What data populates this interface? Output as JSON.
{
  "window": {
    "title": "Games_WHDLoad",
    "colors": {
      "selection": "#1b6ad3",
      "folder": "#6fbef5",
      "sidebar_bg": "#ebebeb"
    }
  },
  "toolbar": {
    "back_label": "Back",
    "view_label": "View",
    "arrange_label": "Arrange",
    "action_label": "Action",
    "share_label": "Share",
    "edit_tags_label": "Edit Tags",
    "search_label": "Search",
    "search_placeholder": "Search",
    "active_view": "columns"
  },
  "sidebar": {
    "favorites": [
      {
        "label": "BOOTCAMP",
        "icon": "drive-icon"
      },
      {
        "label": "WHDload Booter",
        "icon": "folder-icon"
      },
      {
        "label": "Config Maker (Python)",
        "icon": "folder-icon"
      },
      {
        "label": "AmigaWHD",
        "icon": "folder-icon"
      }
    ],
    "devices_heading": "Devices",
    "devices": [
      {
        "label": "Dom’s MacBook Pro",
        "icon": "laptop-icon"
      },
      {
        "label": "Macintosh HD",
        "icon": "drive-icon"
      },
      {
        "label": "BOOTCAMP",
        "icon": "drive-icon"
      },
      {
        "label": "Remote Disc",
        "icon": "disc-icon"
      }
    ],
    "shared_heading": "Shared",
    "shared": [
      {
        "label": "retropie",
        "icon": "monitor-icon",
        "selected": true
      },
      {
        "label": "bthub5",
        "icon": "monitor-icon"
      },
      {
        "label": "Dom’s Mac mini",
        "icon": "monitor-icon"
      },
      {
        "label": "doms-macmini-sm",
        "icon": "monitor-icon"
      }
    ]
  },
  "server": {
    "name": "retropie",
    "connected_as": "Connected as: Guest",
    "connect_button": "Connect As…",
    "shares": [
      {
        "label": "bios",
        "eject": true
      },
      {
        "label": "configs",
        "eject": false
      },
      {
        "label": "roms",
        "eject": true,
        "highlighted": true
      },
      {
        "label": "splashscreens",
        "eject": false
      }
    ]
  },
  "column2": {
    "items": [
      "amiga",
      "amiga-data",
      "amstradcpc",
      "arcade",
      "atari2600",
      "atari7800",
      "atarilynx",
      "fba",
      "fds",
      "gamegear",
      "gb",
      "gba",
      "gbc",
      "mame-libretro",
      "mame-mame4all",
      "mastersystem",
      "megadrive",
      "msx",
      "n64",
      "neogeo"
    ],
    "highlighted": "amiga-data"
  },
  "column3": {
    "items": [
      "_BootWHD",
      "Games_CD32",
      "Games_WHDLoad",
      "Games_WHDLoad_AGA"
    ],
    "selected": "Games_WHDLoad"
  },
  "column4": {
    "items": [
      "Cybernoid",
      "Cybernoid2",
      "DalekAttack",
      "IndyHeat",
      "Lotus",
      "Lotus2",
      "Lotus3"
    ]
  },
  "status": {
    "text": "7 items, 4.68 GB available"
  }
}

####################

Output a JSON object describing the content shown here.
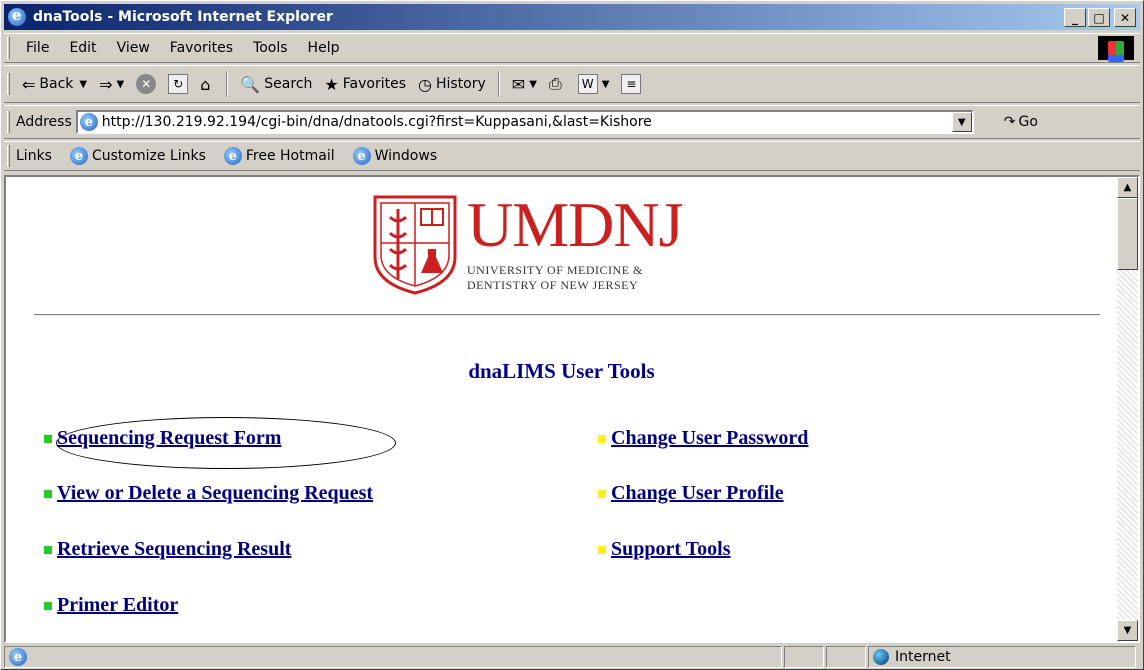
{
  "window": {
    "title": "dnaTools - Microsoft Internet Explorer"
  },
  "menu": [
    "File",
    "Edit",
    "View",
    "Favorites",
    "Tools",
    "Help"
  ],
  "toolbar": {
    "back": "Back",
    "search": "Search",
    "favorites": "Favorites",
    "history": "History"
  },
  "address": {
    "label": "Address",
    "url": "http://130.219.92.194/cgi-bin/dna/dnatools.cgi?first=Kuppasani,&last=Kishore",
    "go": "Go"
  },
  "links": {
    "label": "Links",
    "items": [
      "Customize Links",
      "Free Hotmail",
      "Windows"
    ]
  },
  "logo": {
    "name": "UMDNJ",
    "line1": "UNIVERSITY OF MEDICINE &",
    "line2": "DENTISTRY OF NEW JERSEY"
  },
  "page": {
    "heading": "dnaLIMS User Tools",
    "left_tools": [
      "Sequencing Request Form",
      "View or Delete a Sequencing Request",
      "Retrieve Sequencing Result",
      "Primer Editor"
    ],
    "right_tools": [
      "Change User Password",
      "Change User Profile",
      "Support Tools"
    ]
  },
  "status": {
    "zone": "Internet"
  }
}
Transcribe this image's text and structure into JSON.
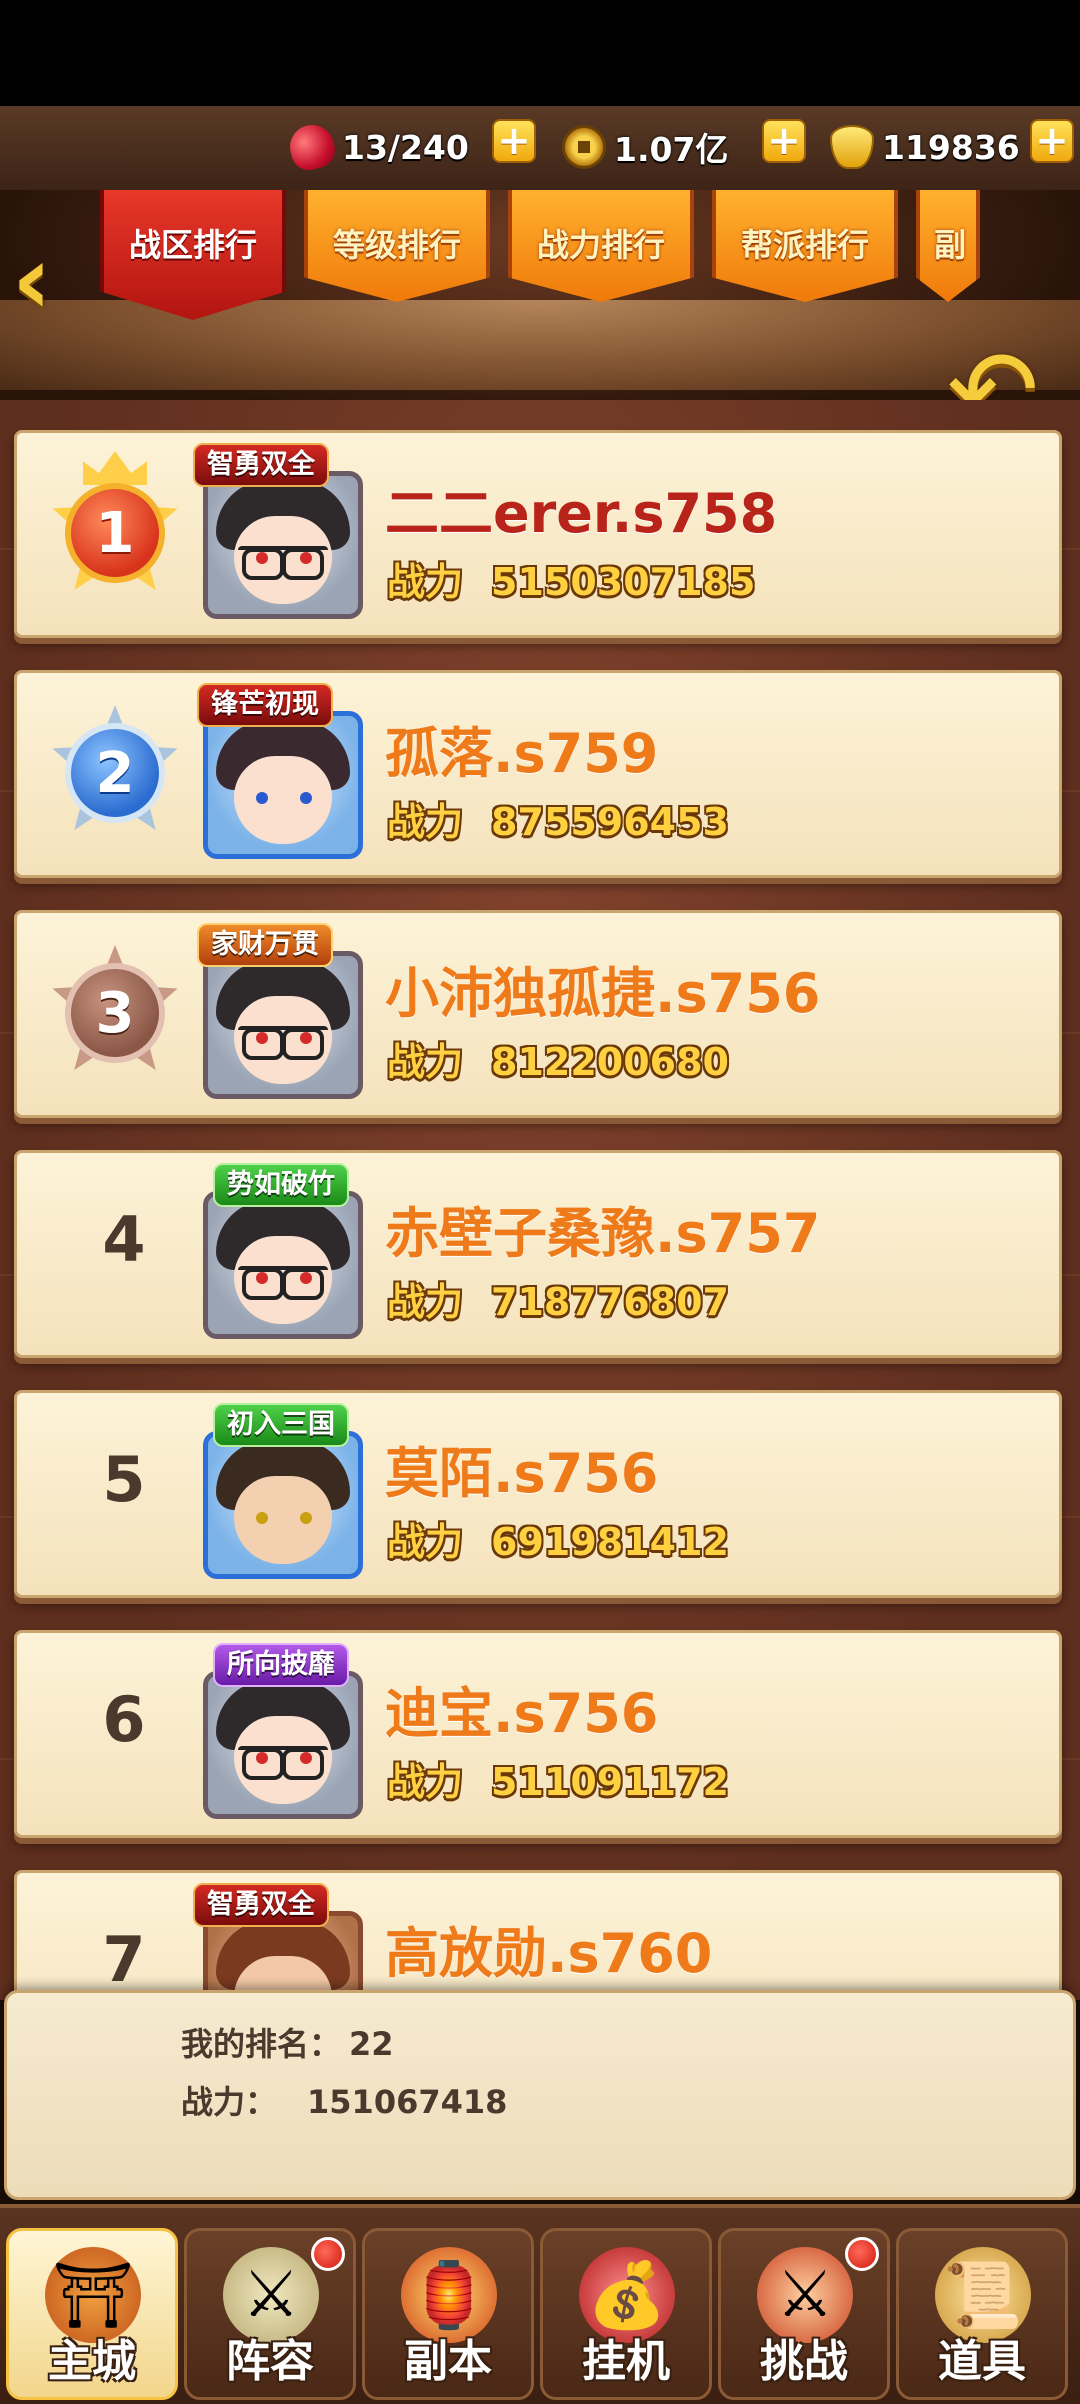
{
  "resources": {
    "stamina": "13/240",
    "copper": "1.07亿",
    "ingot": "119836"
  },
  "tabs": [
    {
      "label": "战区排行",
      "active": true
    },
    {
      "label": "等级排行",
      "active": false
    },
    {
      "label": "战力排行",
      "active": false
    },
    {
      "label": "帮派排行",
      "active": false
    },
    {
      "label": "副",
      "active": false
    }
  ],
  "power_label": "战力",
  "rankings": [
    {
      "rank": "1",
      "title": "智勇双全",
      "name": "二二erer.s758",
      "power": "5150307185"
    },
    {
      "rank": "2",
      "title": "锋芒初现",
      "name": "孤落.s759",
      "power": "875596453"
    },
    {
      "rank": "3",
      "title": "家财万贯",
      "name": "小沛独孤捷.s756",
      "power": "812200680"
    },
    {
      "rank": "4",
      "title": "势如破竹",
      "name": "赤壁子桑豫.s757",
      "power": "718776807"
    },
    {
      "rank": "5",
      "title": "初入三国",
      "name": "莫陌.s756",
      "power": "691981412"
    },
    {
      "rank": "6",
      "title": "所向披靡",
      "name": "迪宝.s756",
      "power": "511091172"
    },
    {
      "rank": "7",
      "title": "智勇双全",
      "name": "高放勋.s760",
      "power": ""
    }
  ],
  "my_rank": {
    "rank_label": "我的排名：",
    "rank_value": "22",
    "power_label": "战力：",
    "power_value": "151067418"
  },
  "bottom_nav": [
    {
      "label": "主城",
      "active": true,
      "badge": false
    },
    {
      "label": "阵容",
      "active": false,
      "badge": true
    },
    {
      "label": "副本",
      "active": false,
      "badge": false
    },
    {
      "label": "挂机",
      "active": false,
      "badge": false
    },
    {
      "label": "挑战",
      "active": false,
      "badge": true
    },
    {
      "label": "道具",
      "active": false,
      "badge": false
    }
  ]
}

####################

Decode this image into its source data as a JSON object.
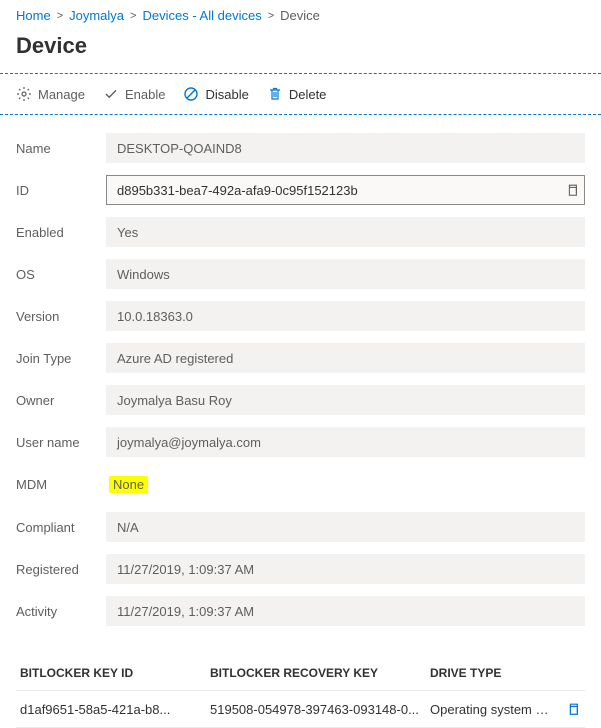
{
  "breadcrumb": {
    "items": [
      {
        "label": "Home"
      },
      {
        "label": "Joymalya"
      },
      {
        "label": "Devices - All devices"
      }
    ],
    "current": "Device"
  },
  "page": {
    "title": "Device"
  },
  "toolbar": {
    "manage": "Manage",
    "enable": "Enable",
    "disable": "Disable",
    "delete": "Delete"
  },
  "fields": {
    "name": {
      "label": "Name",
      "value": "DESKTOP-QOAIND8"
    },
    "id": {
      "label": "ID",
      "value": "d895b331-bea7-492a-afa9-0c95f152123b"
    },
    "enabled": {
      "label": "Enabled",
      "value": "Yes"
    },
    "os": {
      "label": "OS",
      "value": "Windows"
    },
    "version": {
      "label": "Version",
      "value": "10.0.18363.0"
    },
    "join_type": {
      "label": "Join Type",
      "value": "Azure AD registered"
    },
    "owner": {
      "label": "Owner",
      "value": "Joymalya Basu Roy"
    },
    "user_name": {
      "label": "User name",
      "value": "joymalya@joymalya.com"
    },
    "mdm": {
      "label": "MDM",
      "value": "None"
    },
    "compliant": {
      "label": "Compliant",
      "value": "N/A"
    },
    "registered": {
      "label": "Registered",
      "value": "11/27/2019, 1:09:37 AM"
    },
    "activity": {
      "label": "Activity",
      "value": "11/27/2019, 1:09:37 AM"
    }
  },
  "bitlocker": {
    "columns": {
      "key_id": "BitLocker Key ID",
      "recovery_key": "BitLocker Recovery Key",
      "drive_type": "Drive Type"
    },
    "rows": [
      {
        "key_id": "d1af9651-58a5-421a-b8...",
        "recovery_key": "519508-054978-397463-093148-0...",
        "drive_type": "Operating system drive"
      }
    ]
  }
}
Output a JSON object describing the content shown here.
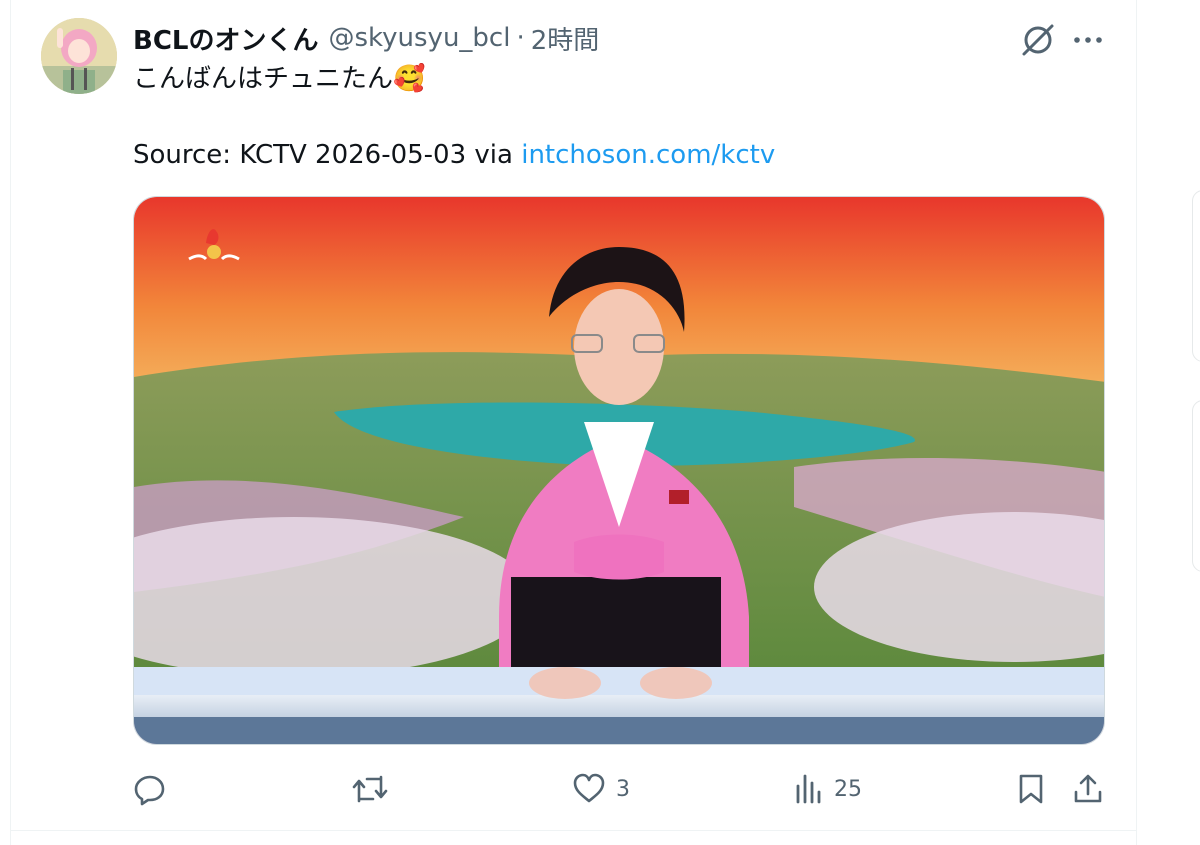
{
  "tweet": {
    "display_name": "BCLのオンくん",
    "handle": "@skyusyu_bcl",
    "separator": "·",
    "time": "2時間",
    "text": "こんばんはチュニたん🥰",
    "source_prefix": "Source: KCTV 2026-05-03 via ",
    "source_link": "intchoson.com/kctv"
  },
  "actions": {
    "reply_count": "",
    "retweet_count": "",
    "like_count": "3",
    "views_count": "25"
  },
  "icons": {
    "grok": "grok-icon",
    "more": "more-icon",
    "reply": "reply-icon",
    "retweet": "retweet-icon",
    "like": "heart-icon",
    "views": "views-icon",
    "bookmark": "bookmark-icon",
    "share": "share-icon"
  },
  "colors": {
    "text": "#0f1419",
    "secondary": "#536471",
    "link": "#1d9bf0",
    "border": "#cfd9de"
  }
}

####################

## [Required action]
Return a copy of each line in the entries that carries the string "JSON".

## [Result of the task]
What data populates this interface? Output as JSON.
Output a JSON object describing the content shown here.
Transcribe this image's text and structure into JSON.
Decode this image into its source data as a JSON object.
Output a JSON object describing the content shown here.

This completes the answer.